Time for a DenverUrbanism exclusive look inside the historic Denver Union Station’s transformation from a sleepy train station into a luxury hotel. RTD has partnered with Union Station Alliance to transform one of Denver’s most historic structures into a 112-room hotel. Union Station Alliance is a partnership of Urban Neighborhoods (of Dana Crawford fame), Sage Hospitality (Oxford Hotel), and Milender White Construction, among many others. Thanks to RTD and JG Johnson Architects, we have an exclusive look.
If you’ve been down near Union Station anytime within the last few months, it’s hard to miss the scaffolding. There is a TON of work going on at 17th and Wynkoop Streets, but with the notable exception of the massive scaffolding collection, a lot of the work remains hidden inside.
The canopy that surrounds much of the LoDo-front of Union Station will be maintained and restored, as evidenced in the pictures below. There will be patio space surrounding the building – nearly 20 feet worth. The canopy will have glass installed to allow some light through, but protect us from the elements. The nice part about the building being reinvented as a hotel is that crews will always be hand to make sure the canopy is clean and looking it’s best.
The main train hall room, formerly adorned with long wooden benches and steam heat, is completely filled with scaffolding. Crews are working to restore and refinish the walls to their former glory and will also be installing new light fixtures (replacing the absolutely abhorrent fluorescent lights that were there before) while maintaining the historic elements that graced the hall. The main hall will be a public space serving as a mixing bowl between hotel guests and outside visitors alike. Hotel check in will be on the second floor.
The hall was notoriously echo-filled and acoustically displeasing. Crews are working to place noise dampeners along the ceiling to help reduce the echos that used to flow throughout the space. As you can see in the pictures below, the pink is a primer applied to the walls prior to the sound dampening panels, which are a grayish-tan color.
Just off the main train hall in what used to be the ticket office, crews are working to transform the space into what could be known as “The Terminal Room,” serving as a bar for hotel and downtown visitors alike. The Terminal Room was the name of a bar that was at Union Station during the railroad’s hay days – the name is a perfect shout-out to the building’s storied past. The space is fairly skinny but runs the length of the train hall. It should make for a very cool bar and fit right in down in LoDo.
For the historic preservation advocates reading this, take comfort in the fact that it seems that Union Station Alliance and RTD have taken every effort to protect the historic elements within the building. From columns and staircase railings to arch detail and crown moldings, historic elements present before the renovation will still adorn the historic structure after completion.

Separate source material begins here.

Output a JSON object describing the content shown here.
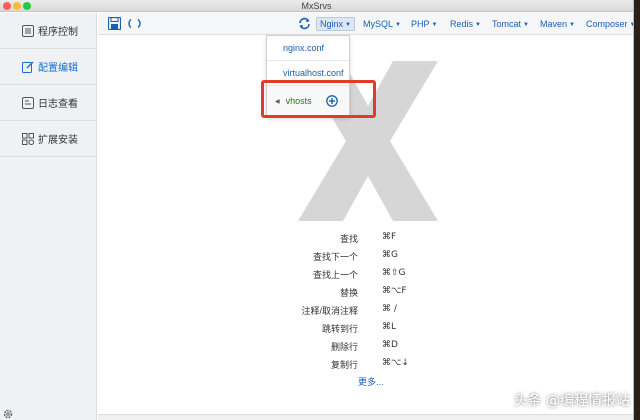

A casualty of modern building and safety codes are staircases such as those inside Denver Union Station that lead to the upper floors. Don’t fret – they’re not being removed or modified in any significant way, but there are other staircases being constructed that meet fire safety standards. To construct a stairwell in an existing structure is difficult, as you could probably imagine. There’s a lot of demolition and reconstruction as they are constructed.
Denver Union Station has very ornate historic staircases leading to the upper floors. Luckily, these staircases aren’t going anywhere. They have been identified as historic elements so they are being preserved. As you can see in the pictures, crews are making every effort to ensure they make it through the renovation with no accidental damage.
As I mentioned before, the hotel will have 112 rooms, 90 of which will be unique sizes (yes, 90 – that wasn’t a typo). Only 22 of the rooms will have a twin somewhere else in the building. Even the attic of Denver Union Station is being converted in hotel rooms. Not many have been up here before and you can see why in the pictures below. There are awkward roof lines and little ventilation. This will change as a few additional dormers are added to the building as the hotel rooms are constructed. The attic will host some of the larger rooms in the hotel as rooms will be longer to make sure that every room has a window, as required by code. Obviously, there’s a lot of work to do before that happens, but construction is well under way. The large, angled beams will be integrated into the hotel rooms, serving as a nod to the building’s historic past.
For those who have been in the basement at Denver Union Station may remember a space that looks very different than it does today. What used to be the home of the model railroad exhibit is being transformed into conference space and home to other essential hotel functions. Additionally, Amtrak will have administrative space in the basement. A lot of work has gone into shoring up the foundations down here as well. Crews have been busy installing reinforcing concrete and large steel beams to help support the structure above. A lot of excavation work has occurred as well to help clear the space, even turning up the bones of what Union Station Alliance believe was a horse – and no, they have no idea how that got down there.
Retail is included as part of the Denver Union Station renovations. As announced by Larimer Associates in May, Denver favorites Snooze and The Kitchen will be opening locations at Denver Union Station in addition to a restaurant and market concept by Alex Seidel. These will be located on the ground floors of the north and south wings. Construction of the retail spaces has opened up the wing buildings into very large and inviting spaces. The posts lining the center of the room will remain as well.
Construction will continue through the fall as rooms are constructed and the Union Station Hotel will open in the summer of 2014!